## Exercise brief
Search the records for the string "title" and copy every line in which it appears.

━━ Exercise material

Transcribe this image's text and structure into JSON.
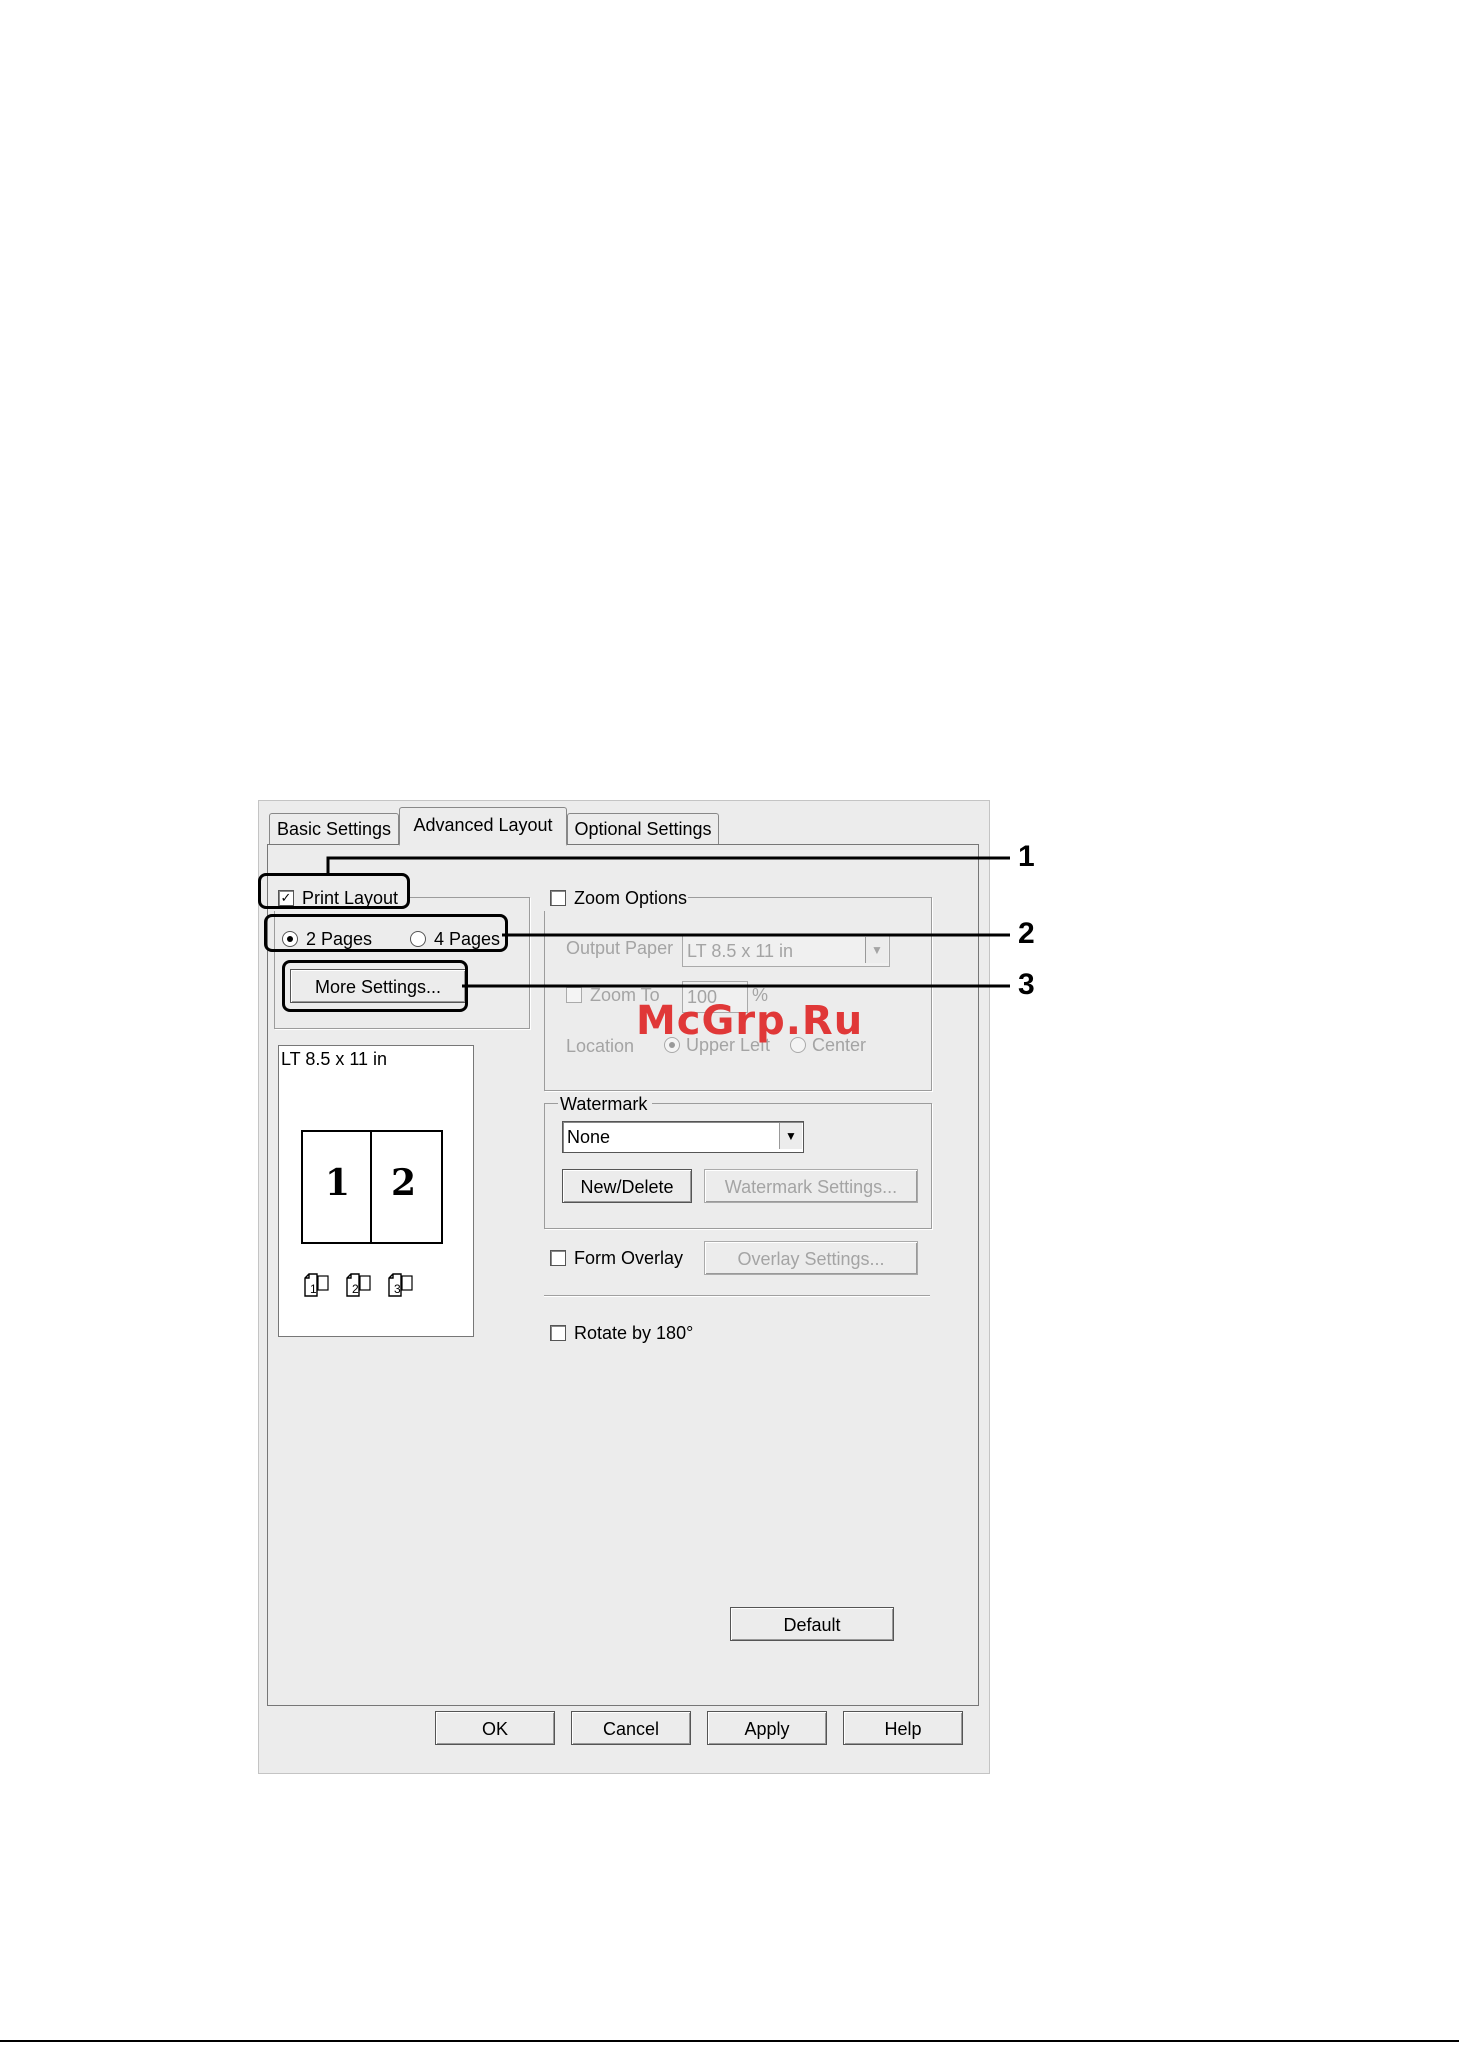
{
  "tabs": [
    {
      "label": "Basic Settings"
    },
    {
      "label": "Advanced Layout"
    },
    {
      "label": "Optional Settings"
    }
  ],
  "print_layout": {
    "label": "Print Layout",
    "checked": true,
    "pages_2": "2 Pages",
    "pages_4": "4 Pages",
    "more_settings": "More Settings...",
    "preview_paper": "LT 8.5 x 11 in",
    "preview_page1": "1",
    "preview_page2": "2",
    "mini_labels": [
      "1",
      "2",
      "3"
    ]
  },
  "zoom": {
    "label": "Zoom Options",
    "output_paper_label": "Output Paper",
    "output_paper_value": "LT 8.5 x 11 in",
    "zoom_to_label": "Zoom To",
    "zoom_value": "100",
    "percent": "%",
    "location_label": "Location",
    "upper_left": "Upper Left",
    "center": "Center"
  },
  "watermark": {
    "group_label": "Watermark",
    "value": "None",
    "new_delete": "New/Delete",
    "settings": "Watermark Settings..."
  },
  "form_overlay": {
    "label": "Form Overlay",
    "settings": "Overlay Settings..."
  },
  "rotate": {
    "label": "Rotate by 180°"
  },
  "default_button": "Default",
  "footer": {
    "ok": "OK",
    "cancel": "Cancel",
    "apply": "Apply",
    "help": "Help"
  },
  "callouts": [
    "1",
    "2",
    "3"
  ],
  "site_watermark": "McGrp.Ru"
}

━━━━
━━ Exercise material

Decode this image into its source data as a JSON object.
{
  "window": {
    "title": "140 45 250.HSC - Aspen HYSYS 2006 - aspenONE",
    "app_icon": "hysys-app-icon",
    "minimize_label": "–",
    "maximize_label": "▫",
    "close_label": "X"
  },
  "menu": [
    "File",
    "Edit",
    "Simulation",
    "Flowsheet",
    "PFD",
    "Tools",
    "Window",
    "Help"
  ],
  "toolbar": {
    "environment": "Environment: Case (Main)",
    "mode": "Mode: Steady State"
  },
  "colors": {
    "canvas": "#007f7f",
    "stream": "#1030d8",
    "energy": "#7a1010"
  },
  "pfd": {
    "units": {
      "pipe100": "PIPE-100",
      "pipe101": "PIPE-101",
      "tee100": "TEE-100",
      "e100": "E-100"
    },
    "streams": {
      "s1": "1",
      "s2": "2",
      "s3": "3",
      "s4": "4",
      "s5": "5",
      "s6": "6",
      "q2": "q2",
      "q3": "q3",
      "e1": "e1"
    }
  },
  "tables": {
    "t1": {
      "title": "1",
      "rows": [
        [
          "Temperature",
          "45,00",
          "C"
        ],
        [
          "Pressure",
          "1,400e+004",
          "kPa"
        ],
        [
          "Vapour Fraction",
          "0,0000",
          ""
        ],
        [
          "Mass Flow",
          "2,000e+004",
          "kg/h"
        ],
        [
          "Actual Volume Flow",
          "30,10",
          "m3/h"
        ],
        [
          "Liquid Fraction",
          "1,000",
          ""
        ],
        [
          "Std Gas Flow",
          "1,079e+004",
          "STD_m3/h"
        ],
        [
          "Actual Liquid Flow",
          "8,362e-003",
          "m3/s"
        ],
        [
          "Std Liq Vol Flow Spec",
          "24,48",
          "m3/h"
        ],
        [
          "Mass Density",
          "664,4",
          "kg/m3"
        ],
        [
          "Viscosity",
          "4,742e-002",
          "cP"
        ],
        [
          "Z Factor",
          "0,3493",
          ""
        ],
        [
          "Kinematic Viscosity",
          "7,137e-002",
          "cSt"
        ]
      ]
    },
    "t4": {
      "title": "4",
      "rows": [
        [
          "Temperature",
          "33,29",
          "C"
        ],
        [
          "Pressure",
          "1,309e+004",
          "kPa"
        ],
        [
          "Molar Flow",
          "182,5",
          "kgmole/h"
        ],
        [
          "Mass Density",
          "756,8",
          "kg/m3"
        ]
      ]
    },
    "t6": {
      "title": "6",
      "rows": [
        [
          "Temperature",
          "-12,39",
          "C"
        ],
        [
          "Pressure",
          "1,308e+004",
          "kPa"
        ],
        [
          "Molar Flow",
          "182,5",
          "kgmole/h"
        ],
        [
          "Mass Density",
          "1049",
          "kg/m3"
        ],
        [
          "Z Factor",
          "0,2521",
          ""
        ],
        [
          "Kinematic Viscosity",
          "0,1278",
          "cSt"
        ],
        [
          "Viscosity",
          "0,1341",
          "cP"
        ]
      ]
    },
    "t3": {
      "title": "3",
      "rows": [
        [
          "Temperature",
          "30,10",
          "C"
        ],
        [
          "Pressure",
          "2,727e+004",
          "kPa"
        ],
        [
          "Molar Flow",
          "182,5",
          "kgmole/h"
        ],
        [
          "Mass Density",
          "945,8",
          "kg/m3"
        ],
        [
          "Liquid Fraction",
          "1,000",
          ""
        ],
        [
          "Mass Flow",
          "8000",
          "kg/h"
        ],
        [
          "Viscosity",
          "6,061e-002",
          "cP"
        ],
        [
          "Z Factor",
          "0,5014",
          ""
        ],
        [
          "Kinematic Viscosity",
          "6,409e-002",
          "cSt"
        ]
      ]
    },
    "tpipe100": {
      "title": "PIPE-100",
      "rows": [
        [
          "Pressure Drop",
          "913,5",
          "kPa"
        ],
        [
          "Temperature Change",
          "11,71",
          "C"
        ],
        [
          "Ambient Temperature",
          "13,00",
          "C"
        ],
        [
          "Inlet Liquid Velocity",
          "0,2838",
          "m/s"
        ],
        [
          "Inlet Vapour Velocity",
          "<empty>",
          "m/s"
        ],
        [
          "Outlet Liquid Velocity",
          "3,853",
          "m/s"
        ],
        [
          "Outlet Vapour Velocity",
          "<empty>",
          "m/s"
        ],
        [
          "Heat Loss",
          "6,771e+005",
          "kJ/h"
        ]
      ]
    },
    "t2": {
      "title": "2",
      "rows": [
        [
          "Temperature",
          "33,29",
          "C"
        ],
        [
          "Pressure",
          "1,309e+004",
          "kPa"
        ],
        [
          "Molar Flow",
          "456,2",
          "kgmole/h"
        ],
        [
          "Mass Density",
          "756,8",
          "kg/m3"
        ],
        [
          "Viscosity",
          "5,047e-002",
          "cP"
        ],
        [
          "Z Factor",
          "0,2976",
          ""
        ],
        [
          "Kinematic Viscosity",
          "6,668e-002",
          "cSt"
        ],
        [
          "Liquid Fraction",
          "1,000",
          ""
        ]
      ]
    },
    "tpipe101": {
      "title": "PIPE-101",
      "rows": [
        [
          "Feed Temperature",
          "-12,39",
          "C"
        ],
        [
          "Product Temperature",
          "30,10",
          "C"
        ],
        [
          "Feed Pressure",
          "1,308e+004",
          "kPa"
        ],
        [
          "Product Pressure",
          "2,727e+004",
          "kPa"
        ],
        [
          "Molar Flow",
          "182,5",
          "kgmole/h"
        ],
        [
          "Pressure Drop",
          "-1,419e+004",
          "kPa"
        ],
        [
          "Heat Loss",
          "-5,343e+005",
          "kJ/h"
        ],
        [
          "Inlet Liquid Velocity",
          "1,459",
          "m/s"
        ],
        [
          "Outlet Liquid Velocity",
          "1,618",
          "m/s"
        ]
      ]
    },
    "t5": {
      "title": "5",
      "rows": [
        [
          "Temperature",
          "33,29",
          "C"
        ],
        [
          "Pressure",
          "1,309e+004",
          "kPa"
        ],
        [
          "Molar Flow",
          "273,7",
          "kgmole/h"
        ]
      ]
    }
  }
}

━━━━

## Solution for this exercise
    "title": "140 45 250.HSC - Aspen HYSYS 2006 - aspenONE",
      "title": "1",
      "title": "4",
      "title": "6",
      "title": "3",
      "title": "PIPE-100",
      "title": "2",
      "title": "PIPE-101",
      "title": "5",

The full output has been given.